[Records excerpted from a collection]
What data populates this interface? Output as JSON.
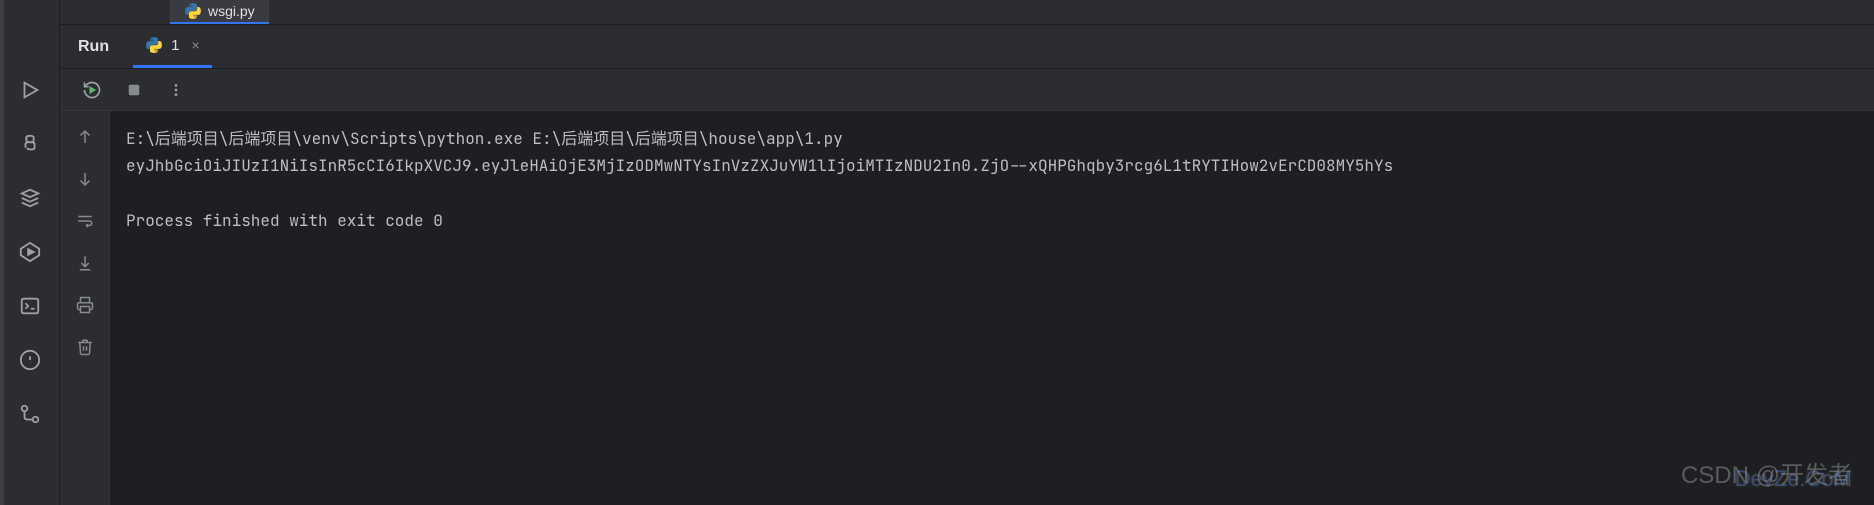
{
  "file_tab": {
    "name": "wsgi.py"
  },
  "run": {
    "label": "Run",
    "tab_label": "1"
  },
  "console": {
    "line1": "E:\\后端项目\\后端项目\\venv\\Scripts\\python.exe E:\\后端项目\\后端项目\\house\\app\\1.py",
    "line2": "eyJhbGciOiJIUzI1NiIsInR5cCI6IkpXVCJ9.eyJleHAiOjE3MjIzODMwNTYsInVzZXJuYW1lIjoiMTIzNDU2In0.ZjO--xQHPGhqby3rcg6L1tRYTIHow2vErCD08MY5hYs",
    "line3": "",
    "line4": "Process finished with exit code 0"
  },
  "watermark": {
    "csdn": "CSDN @",
    "chinese": "开发者",
    "devze": "DevZe.CoM"
  }
}
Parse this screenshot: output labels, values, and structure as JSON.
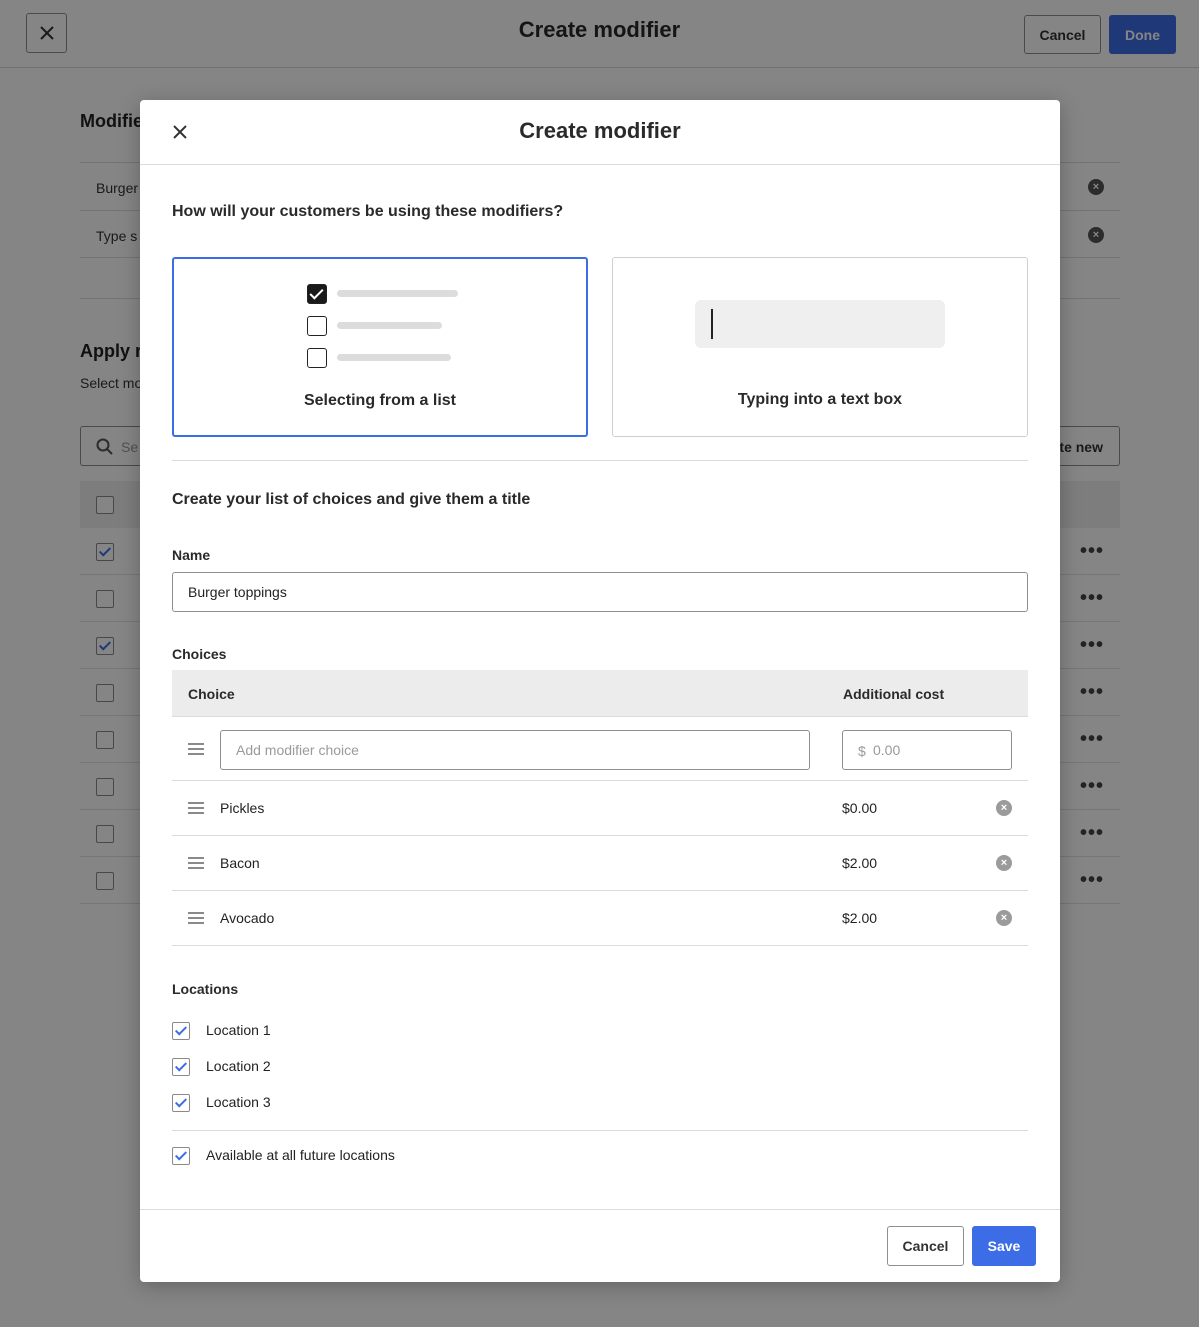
{
  "topbar": {
    "title": "Create modifier",
    "cancel_label": "Cancel",
    "done_label": "Done"
  },
  "background": {
    "section1_heading": "Modifie",
    "rows": [
      "Burger",
      "Type s"
    ],
    "section2_heading": "Apply r",
    "section2_sub": "Select mo",
    "search_placeholder": "Se",
    "create_new_label": "te new",
    "table_rows_checked": [
      true,
      false,
      true,
      false,
      false,
      false,
      false,
      false
    ]
  },
  "modal": {
    "title": "Create modifier",
    "question": "How will your customers be using these modifiers?",
    "options": [
      {
        "label": "Selecting from a list",
        "selected": true
      },
      {
        "label": "Typing into a text box",
        "selected": false
      }
    ],
    "section_title": "Create your list of choices and give them a title",
    "name_label": "Name",
    "name_value": "Burger toppings",
    "choices_label": "Choices",
    "choices_table": {
      "headers": {
        "choice": "Choice",
        "cost": "Additional cost"
      },
      "add_placeholder": "Add modifier choice",
      "currency_symbol": "$",
      "cost_placeholder": "0.00",
      "rows": [
        {
          "name": "Pickles",
          "cost": "$0.00"
        },
        {
          "name": "Bacon",
          "cost": "$2.00"
        },
        {
          "name": "Avocado",
          "cost": "$2.00"
        }
      ]
    },
    "locations_label": "Locations",
    "locations": [
      {
        "label": "Location 1",
        "checked": true
      },
      {
        "label": "Location 2",
        "checked": true
      },
      {
        "label": "Location 3",
        "checked": true
      }
    ],
    "future_locations": {
      "label": "Available at all future locations",
      "checked": true
    },
    "cancel_label": "Cancel",
    "save_label": "Save"
  },
  "colors": {
    "accent": "#3d6de6",
    "overlay": "rgba(0,0,0,0.48)"
  },
  "icons": [
    "close-icon",
    "search-icon",
    "remove-circle-icon",
    "drag-handle-icon",
    "more-icon"
  ]
}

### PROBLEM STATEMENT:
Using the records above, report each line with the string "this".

### ANSWER:
What data populates this interface? Output as JSON.
Parse this screenshot: output labels, values, and structure as JSON.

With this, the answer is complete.